'Operation Last Call': 18 Charged for Swiping 100,000 Mini Liquor Bottles

PHOTO: 18 people have been charged in the theft of mini bottles of alcohol and duty-free merchandise from JFK Airport.PlayCourtesy Queens District Attorneys Office
WATCH JFK Airport Employees Busted in Liquor Sting

Eighteen New York airport workers have been arrested and charged with stealing more than 100,000 mini bottles of liquor and other duty-free items valued at over $750,000 over the past five months, according to authorities.

The John F. Kennedy International Airport workers include 15 present and former food and beverage truck drivers as well as three security guards.

"The defendants arrested in Operation Last Call violated and sold out their position of trust and access to the secure areas of the airport, including access to commercial aviation, all for personal greed," Inspector General Robert Van Etten said in a news release. "More egregious, is the conduct of three security guards employed to secure, protect and report crime at JFK International Airport but who also were involved in selling out their positions of trust to line their pockets."
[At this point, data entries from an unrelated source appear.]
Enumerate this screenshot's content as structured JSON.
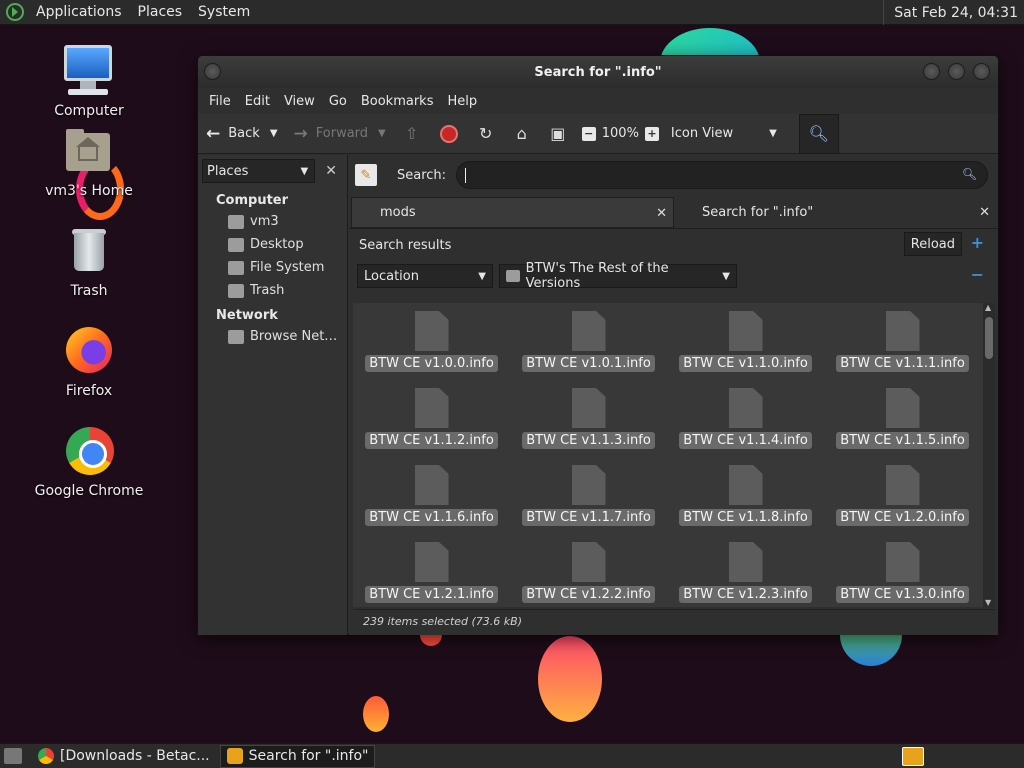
{
  "top_panel": {
    "menus": [
      "Applications",
      "Places",
      "System"
    ],
    "clock": "Sat Feb 24, 04:31"
  },
  "desktop_icons": [
    {
      "label": "Computer",
      "icon": "computer-icon"
    },
    {
      "label": "vm3's Home",
      "icon": "home-folder-icon"
    },
    {
      "label": "Trash",
      "icon": "trash-icon"
    },
    {
      "label": "Firefox",
      "icon": "firefox-icon"
    },
    {
      "label": "Google Chrome",
      "icon": "chrome-icon"
    }
  ],
  "window": {
    "title": "Search for \".info\"",
    "menu": [
      "File",
      "Edit",
      "View",
      "Go",
      "Bookmarks",
      "Help"
    ],
    "toolbar": {
      "back": "Back",
      "forward": "Forward",
      "zoom": "100%",
      "view_mode": "Icon View"
    },
    "sidebar": {
      "selector": "Places",
      "sections": [
        {
          "heading": "Computer",
          "items": [
            "vm3",
            "Desktop",
            "File System",
            "Trash"
          ]
        },
        {
          "heading": "Network",
          "items": [
            "Browse Net…"
          ]
        }
      ]
    },
    "search": {
      "label": "Search:",
      "value": ""
    },
    "tabs": [
      {
        "label": "mods"
      },
      {
        "label": "Search for \".info\""
      }
    ],
    "results": {
      "heading": "Search results",
      "reload": "Reload",
      "criteria": "Location",
      "location": "BTW's The Rest of the Versions"
    },
    "files": [
      "BTW CE v1.0.0.info",
      "BTW CE v1.0.1.info",
      "BTW CE v1.1.0.info",
      "BTW CE v1.1.1.info",
      "BTW CE v1.1.2.info",
      "BTW CE v1.1.3.info",
      "BTW CE v1.1.4.info",
      "BTW CE v1.1.5.info",
      "BTW CE v1.1.6.info",
      "BTW CE v1.1.7.info",
      "BTW CE v1.1.8.info",
      "BTW CE v1.2.0.info",
      "BTW CE v1.2.1.info",
      "BTW CE v1.2.2.info",
      "BTW CE v1.2.3.info",
      "BTW CE v1.3.0.info"
    ],
    "status": "239 items selected (73.6 kB)"
  },
  "bottom_panel": {
    "tasks": [
      "[Downloads - Betac...",
      "Search for \".info\""
    ]
  }
}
Officials allege that Sky Chefs truck drivers would remove the unsold liquor bottles from the plane and either transport them to their own personal cars or sell them to co-workers on the loading docks, instead of transporting them back to the storage facility.

They further alleged that security guards were given some of the bottles in return for not carefully inspecting the vehicles at checkpoints.

"If a terrorist wanted to breach airport security, the alleged actions of these defendants gave then a back-door opportunity to do so," Queens District Attorney Richard Brown said.

The accused workers allegedly sold the mini bottles of booze. Officials said in a news release that depending on the brand of liquor, the black market prices ran from 55 cents for a bottle of Baileys to $1.25 for a bottle of Courvoisier. In flight, those drinks are sold for $7.

Investigators believe the theft ring may have been operating for several years.

The scheme was uncovered when the Port Authority Inspector General's office "developed information" that employees were stealing alcohol at the airport. Investigators spent months conducting surveillance and made 57 undercover buys of more than 57,000 mini bottles.

Most of the accused were arrested on Wednesday after they were called "to attend an important security meeting at the airport," according to the DA's office.

The 18 defendants range from ages 20 to 64 and some could face up to 15 years in prison. The various charges include criminal possession of stolen property, bribe receiving and grand larceny.

"What is extremely troubling in this post-9/11 world is that all of these individuals had unfettered access to the secure aeronautical area of the airport and that gives pause for concern that they could have or would have sold out their access and trust for more nefarious or sinister purposes," Van Etten said.

Authorities vowed to "bring justice to those who corrupt the integrity and security of our airports and facilities."